Matariki – the Maori new year – will be celebrated in Alexandra with stories and a fireworks display at the Central Stories Museum and Art Gallery on June 26.
The gathering will begin at 5pm with stories from Matariki and activities for children including lantern making and face painting.
Then at 6pm the Alexandra Volunteer Fire Brigade will let off fireworks in Pioneer Park near the museum.
Museum administration co-ordinator Sue Tait said their nightscapes photographic exhibition had been extended to coincide with Matariki and would end on July 7.
Matariki co-organiser Alesha Robinson said local kapa haka group Te Ao Huri would perform and two pupils from Dunstan High School who recently took part in the Nga Manu Korero speech competition would speak.
Traditionally, Matariki began when a cluster of seven stars were observed in the pre-dawn sky, sometimes described as Matariki surrounded by her six daughters, although others suggested Matariki was a male star.
Each iwi had their own names for the stars, but some common names were Matariki, Uru-a-rangi, Tupu-a-rangi, Tupu-a-nuku, Waipuna-a-rangi, Waita and Waiti.
There was no specific day for Matariki “because you don’t know when the stars will come out,” Mrs Robinson said.
“Matariki signifies the beginning of the Maori calendar, the beginning of the Maori new year.”
The stars held “so many stories, in terms of Maori mythology,” Mrs Robinson said.
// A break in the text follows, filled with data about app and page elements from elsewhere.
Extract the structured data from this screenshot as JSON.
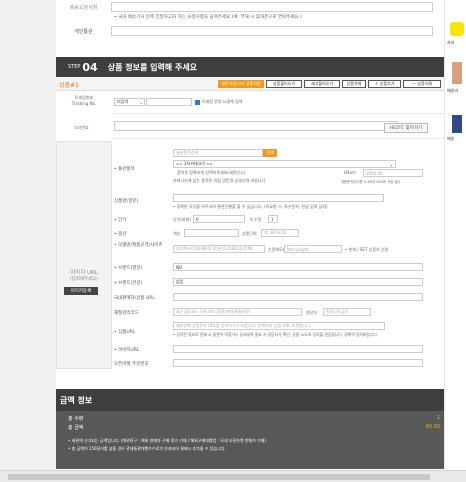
{
  "top": {
    "label1": "배송요청사항",
    "note": "• 국내 배송기사 분께 전달하고자 하는 요청사항을 남겨주세요.(예: 부재 시 휴대폰으로 연락주세요.)",
    "label2": "개인통관",
    "label2b": "개인통관"
  },
  "step": {
    "label": "STEP",
    "number": "04",
    "title": "상품 정보를 입력해 주세요"
  },
  "product": {
    "name": "상품#1",
    "buttons": {
      "tax": "영문가/신고가 공통적용",
      "load": "상품불러오기",
      "reload": "재고불러오기",
      "delete": "상품삭제",
      "add": "＋ 상품추가",
      "delete_all": "— 상품삭제"
    }
  },
  "tracking": {
    "label": "트래킹번호 Tracking No.",
    "select": "미입력",
    "checkbox_label": "트래킹 번호 나중에 입력"
  },
  "order_no": {
    "label": "오더번호",
    "hs_button": "HS코드 찾아가기"
  },
  "image": {
    "label": "이미지 URL",
    "sublabel": "(입력해주세요)",
    "button": "이미지등록"
  },
  "fields": {
    "category_label": "• 통관품목",
    "category_placeholder": "통관품목검색",
    "category_search": "검색",
    "category_select": "== 1차카테고리 ==",
    "category_hint1": "품목은 정확하게 선택하주세요(세관신고)",
    "category_hint2": "카테고리에 없는 품목은 직접 영문명 상세기재 바랍니다",
    "hscode_label": "HS코드",
    "hscode_placeholder": "0000.00",
    "hscode_hint": "영문명 작성기준 시 6자리 HS코드 작성 필수",
    "name_en_label": "상품명(영문)",
    "name_en_hint": "• 정확한 작성을 하주셔야 통관진행을 할 수 있습니다. (미요청 시, 특수문자, 한글 입력 금지)",
    "price_label": "• 단가",
    "price_currency": "단가(외화)",
    "price_value": "0",
    "qty_label": "X 수량",
    "qty_value": "1",
    "option_label": "• 옵션",
    "color_label": "색상",
    "size_label": "상품단위",
    "size_placeholder": "예: 8/FS/7호",
    "model_label": "• 모델명/제품규격/사이즈",
    "model_placeholder": "예:XPS4/1000Ml/4:30분/투2080L흰20ML",
    "weight_label": "순량(KG)",
    "weight_placeholder": "Net weight",
    "weight_hint": "• 한개 / SET 상품의 순량",
    "brand_en_label": "• 브랜드(영문)",
    "brand_en_value": "NO",
    "brand_kr_label": "• 브랜드(한글)",
    "brand_kr_value": "없음",
    "purchase_url_label": "국내판매처/상품 URL",
    "material_label": "재질관리코드",
    "material_placeholder": "표준상품코드 국제 코드(품명/판매/재질표준)",
    "origin_label": "원산지",
    "origin_placeholder": "한글입력금지",
    "product_url_label": "• 상품URL",
    "product_url_placeholder": "해외판매 상품문자 URL을 입력하시기 바랍니다. 판매처의 상품 URL 추천합니다.",
    "product_url_hint": "• 입력된 정보로 문제 시 통관이 어렵거나 상세내역 필요 시 담당자가 확인, 상품 URL의 입력을 권장합니다. 정확히 입력바랍니다.",
    "item_url_label": "• 이미지URL",
    "open_market_label": "오픈마켓 주문번호"
  },
  "price": {
    "title": "금액 정보",
    "total_qty_label": "총 수량",
    "total_qty_value": "1",
    "total_amount_label": "총 금액",
    "total_amount_value": "¥0.00",
    "note1": "• 세관에 신고되는 금액입니다. (해외직구 : 해외 판매자 구매 정가 기재 / 해외구매대행업 : 국내 오픈마켓 판매가 기재)",
    "note2": "• 총 금액이 150달러를 넘을 경우 관세통관대행수수료가 부과되어 결제시 추가될 수 있습니다."
  },
  "side": {
    "t1": "카카",
    "t2": "배송비",
    "t3": "배송"
  }
}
It was a celebration of “those who have passed over, those who are present now, and all those beautiful babies who are yet to be born”.